- [WHAT IS NEEDED]:
Copy every entry exactly as it reads and exclude whatever pictures appear.

- [DATA FOR PROCESSING]:
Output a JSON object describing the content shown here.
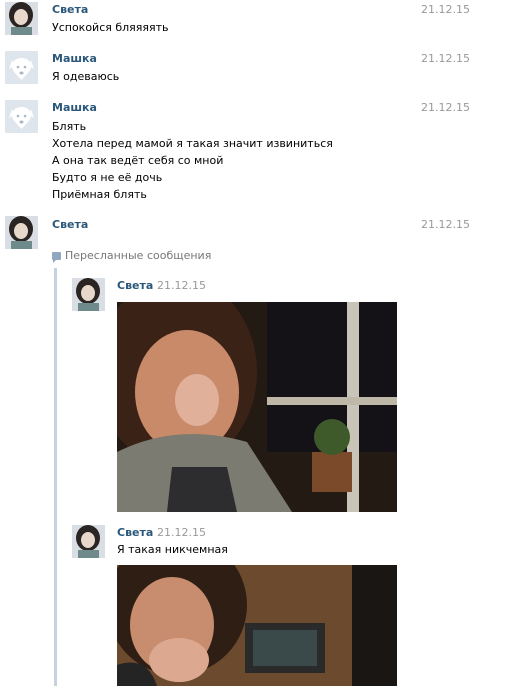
{
  "messages": [
    {
      "author": "Света",
      "date": "21.12.15",
      "lines": [
        "Успокойся бляяяять"
      ],
      "avatar": "sveta-avatar"
    },
    {
      "author": "Машка",
      "date": "21.12.15",
      "lines": [
        "Я одеваюсь"
      ],
      "avatar": "dog-avatar"
    },
    {
      "author": "Машка",
      "date": "21.12.15",
      "lines": [
        "Блять",
        "Хотела перед мамой я такая значит извиниться",
        "А она так ведёт себя со мной",
        "Будто я не её дочь",
        "Приёмная блять"
      ],
      "avatar": "dog-avatar"
    },
    {
      "author": "Света",
      "date": "21.12.15",
      "lines": [],
      "avatar": "sveta-avatar"
    }
  ],
  "forwarded": {
    "label": "Пересланные сообщения",
    "icon": "forward-message-icon",
    "items": [
      {
        "author": "Света",
        "date": "21.12.15",
        "text": "",
        "photo": "crying-girl-photo"
      },
      {
        "author": "Света",
        "date": "21.12.15",
        "text": "Я такая никчемная",
        "photo": "crying-girl-photo-2"
      }
    ]
  },
  "colors": {
    "author": "#2b587a",
    "date": "#999999",
    "forward_bar": "#c5d2e0"
  }
}
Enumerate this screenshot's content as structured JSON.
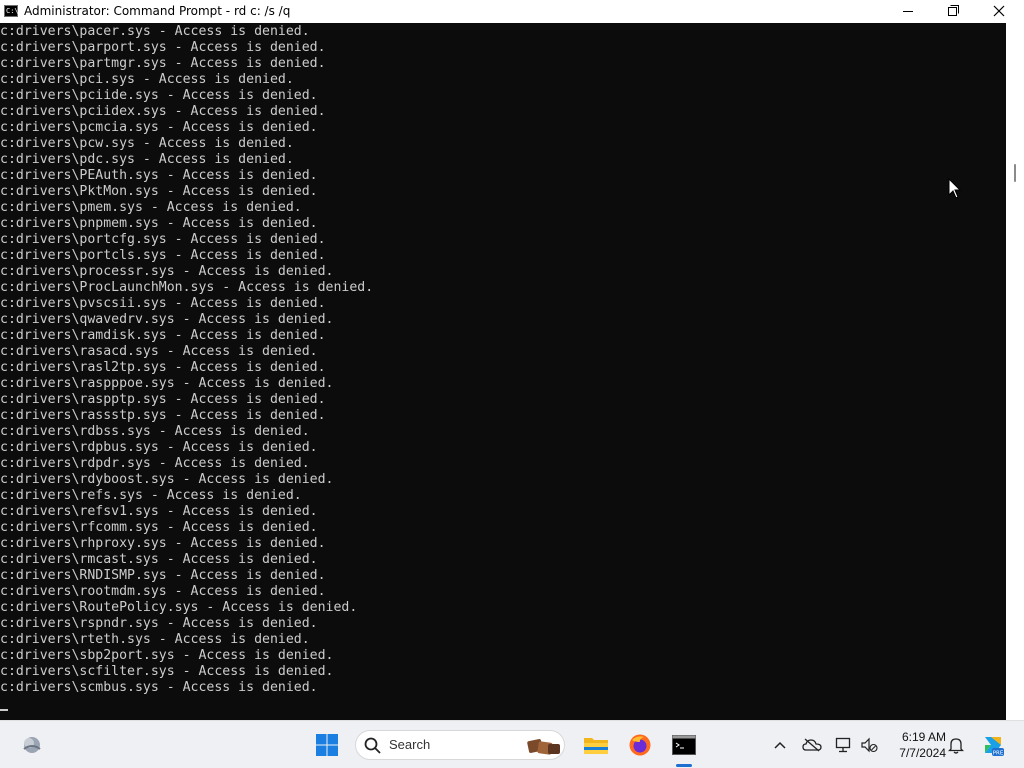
{
  "window": {
    "title": "Administrator: Command Prompt - rd  c: /s /q",
    "icon_label": "C:\\"
  },
  "console": {
    "text_color": "#cccccc",
    "background": "#0c0c0c",
    "lines": [
      "c:drivers\\pacer.sys - Access is denied.",
      "c:drivers\\parport.sys - Access is denied.",
      "c:drivers\\partmgr.sys - Access is denied.",
      "c:drivers\\pci.sys - Access is denied.",
      "c:drivers\\pciide.sys - Access is denied.",
      "c:drivers\\pciidex.sys - Access is denied.",
      "c:drivers\\pcmcia.sys - Access is denied.",
      "c:drivers\\pcw.sys - Access is denied.",
      "c:drivers\\pdc.sys - Access is denied.",
      "c:drivers\\PEAuth.sys - Access is denied.",
      "c:drivers\\PktMon.sys - Access is denied.",
      "c:drivers\\pmem.sys - Access is denied.",
      "c:drivers\\pnpmem.sys - Access is denied.",
      "c:drivers\\portcfg.sys - Access is denied.",
      "c:drivers\\portcls.sys - Access is denied.",
      "c:drivers\\processr.sys - Access is denied.",
      "c:drivers\\ProcLaunchMon.sys - Access is denied.",
      "c:drivers\\pvscsii.sys - Access is denied.",
      "c:drivers\\qwavedrv.sys - Access is denied.",
      "c:drivers\\ramdisk.sys - Access is denied.",
      "c:drivers\\rasacd.sys - Access is denied.",
      "c:drivers\\rasl2tp.sys - Access is denied.",
      "c:drivers\\raspppoe.sys - Access is denied.",
      "c:drivers\\raspptp.sys - Access is denied.",
      "c:drivers\\rassstp.sys - Access is denied.",
      "c:drivers\\rdbss.sys - Access is denied.",
      "c:drivers\\rdpbus.sys - Access is denied.",
      "c:drivers\\rdpdr.sys - Access is denied.",
      "c:drivers\\rdyboost.sys - Access is denied.",
      "c:drivers\\refs.sys - Access is denied.",
      "c:drivers\\refsv1.sys - Access is denied.",
      "c:drivers\\rfcomm.sys - Access is denied.",
      "c:drivers\\rhproxy.sys - Access is denied.",
      "c:drivers\\rmcast.sys - Access is denied.",
      "c:drivers\\RNDISMP.sys - Access is denied.",
      "c:drivers\\rootmdm.sys - Access is denied.",
      "c:drivers\\RoutePolicy.sys - Access is denied.",
      "c:drivers\\rspndr.sys - Access is denied.",
      "c:drivers\\rteth.sys - Access is denied.",
      "c:drivers\\sbp2port.sys - Access is denied.",
      "c:drivers\\scfilter.sys - Access is denied.",
      "c:drivers\\scmbus.sys - Access is denied."
    ]
  },
  "taskbar": {
    "search_placeholder": "Search",
    "time": "6:19 AM",
    "date": "7/7/2024",
    "icons": {
      "widgets": "weather-widget-icon",
      "start": "windows-start-icon",
      "search": "search-icon",
      "search_highlight": "search-highlight-icon",
      "file_explorer": "file-explorer-icon",
      "firefox": "firefox-icon",
      "terminal": "command-prompt-icon",
      "tray_overflow": "chevron-up-icon",
      "onedrive": "onedrive-icon",
      "network": "network-icon",
      "volume": "volume-muted-icon",
      "notifications": "bell-icon",
      "copilot": "copilot-icon"
    },
    "accent_color": "#1e6fd0"
  }
}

- [ANSWER AREA]:
Output a JSON object describing the content shown here.
{
  "messages": [
    {
      "author": "Света",
      "date": "21.12.15",
      "lines": [
        "Успокойся бляяяять"
      ],
      "avatar": "sveta-avatar"
    },
    {
      "author": "Машка",
      "date": "21.12.15",
      "lines": [
        "Я одеваюсь"
      ],
      "avatar": "dog-avatar"
    },
    {
      "author": "Машка",
      "date": "21.12.15",
      "lines": [
        "Блять",
        "Хотела перед мамой я такая значит извиниться",
        "А она так ведёт себя со мной",
        "Будто я не её дочь",
        "Приёмная блять"
      ],
      "avatar": "dog-avatar"
    },
    {
      "author": "Света",
      "date": "21.12.15",
      "lines": [],
      "avatar": "sveta-avatar"
    }
  ],
  "forwarded": {
    "label": "Пересланные сообщения",
    "icon": "forward-message-icon",
    "items": [
      {
        "author": "Света",
        "date": "21.12.15",
        "text": "",
        "photo": "crying-girl-photo"
      },
      {
        "author": "Света",
        "date": "21.12.15",
        "text": "Я такая никчемная",
        "photo": "crying-girl-photo-2"
      }
    ]
  },
  "colors": {
    "author": "#2b587a",
    "date": "#999999",
    "forward_bar": "#c5d2e0"
  }
}
Enumerate this screenshot's content as structured JSON.
{
  "window": {
    "title": "Administrator: Command Prompt - rd  c: /s /q",
    "icon_label": "C:\\"
  },
  "console": {
    "text_color": "#cccccc",
    "background": "#0c0c0c",
    "lines": [
      "c:drivers\\pacer.sys - Access is denied.",
      "c:drivers\\parport.sys - Access is denied.",
      "c:drivers\\partmgr.sys - Access is denied.",
      "c:drivers\\pci.sys - Access is denied.",
      "c:drivers\\pciide.sys - Access is denied.",
      "c:drivers\\pciidex.sys - Access is denied.",
      "c:drivers\\pcmcia.sys - Access is denied.",
      "c:drivers\\pcw.sys - Access is denied.",
      "c:drivers\\pdc.sys - Access is denied.",
      "c:drivers\\PEAuth.sys - Access is denied.",
      "c:drivers\\PktMon.sys - Access is denied.",
      "c:drivers\\pmem.sys - Access is denied.",
      "c:drivers\\pnpmem.sys - Access is denied.",
      "c:drivers\\portcfg.sys - Access is denied.",
      "c:drivers\\portcls.sys - Access is denied.",
      "c:drivers\\processr.sys - Access is denied.",
      "c:drivers\\ProcLaunchMon.sys - Access is denied.",
      "c:drivers\\pvscsii.sys - Access is denied.",
      "c:drivers\\qwavedrv.sys - Access is denied.",
      "c:drivers\\ramdisk.sys - Access is denied.",
      "c:drivers\\rasacd.sys - Access is denied.",
      "c:drivers\\rasl2tp.sys - Access is denied.",
      "c:drivers\\raspppoe.sys - Access is denied.",
      "c:drivers\\raspptp.sys - Access is denied.",
      "c:drivers\\rassstp.sys - Access is denied.",
      "c:drivers\\rdbss.sys - Access is denied.",
      "c:drivers\\rdpbus.sys - Access is denied.",
      "c:drivers\\rdpdr.sys - Access is denied.",
      "c:drivers\\rdyboost.sys - Access is denied.",
      "c:drivers\\refs.sys - Access is denied.",
      "c:drivers\\refsv1.sys - Access is denied.",
      "c:drivers\\rfcomm.sys - Access is denied.",
      "c:drivers\\rhproxy.sys - Access is denied.",
      "c:drivers\\rmcast.sys - Access is denied.",
      "c:drivers\\RNDISMP.sys - Access is denied.",
      "c:drivers\\rootmdm.sys - Access is denied.",
      "c:drivers\\RoutePolicy.sys - Access is denied.",
      "c:drivers\\rspndr.sys - Access is denied.",
      "c:drivers\\rteth.sys - Access is denied.",
      "c:drivers\\sbp2port.sys - Access is denied.",
      "c:drivers\\scfilter.sys - Access is denied.",
      "c:drivers\\scmbus.sys - Access is denied."
    ]
  },
  "taskbar": {
    "search_placeholder": "Search",
    "time": "6:19 AM",
    "date": "7/7/2024",
    "icons": {
      "widgets": "weather-widget-icon",
      "start": "windows-start-icon",
      "search": "search-icon",
      "search_highlight": "search-highlight-icon",
      "file_explorer": "file-explorer-icon",
      "firefox": "firefox-icon",
      "terminal": "command-prompt-icon",
      "tray_overflow": "chevron-up-icon",
      "onedrive": "onedrive-icon",
      "network": "network-icon",
      "volume": "volume-muted-icon",
      "notifications": "bell-icon",
      "copilot": "copilot-icon"
    },
    "accent_color": "#1e6fd0"
  }
}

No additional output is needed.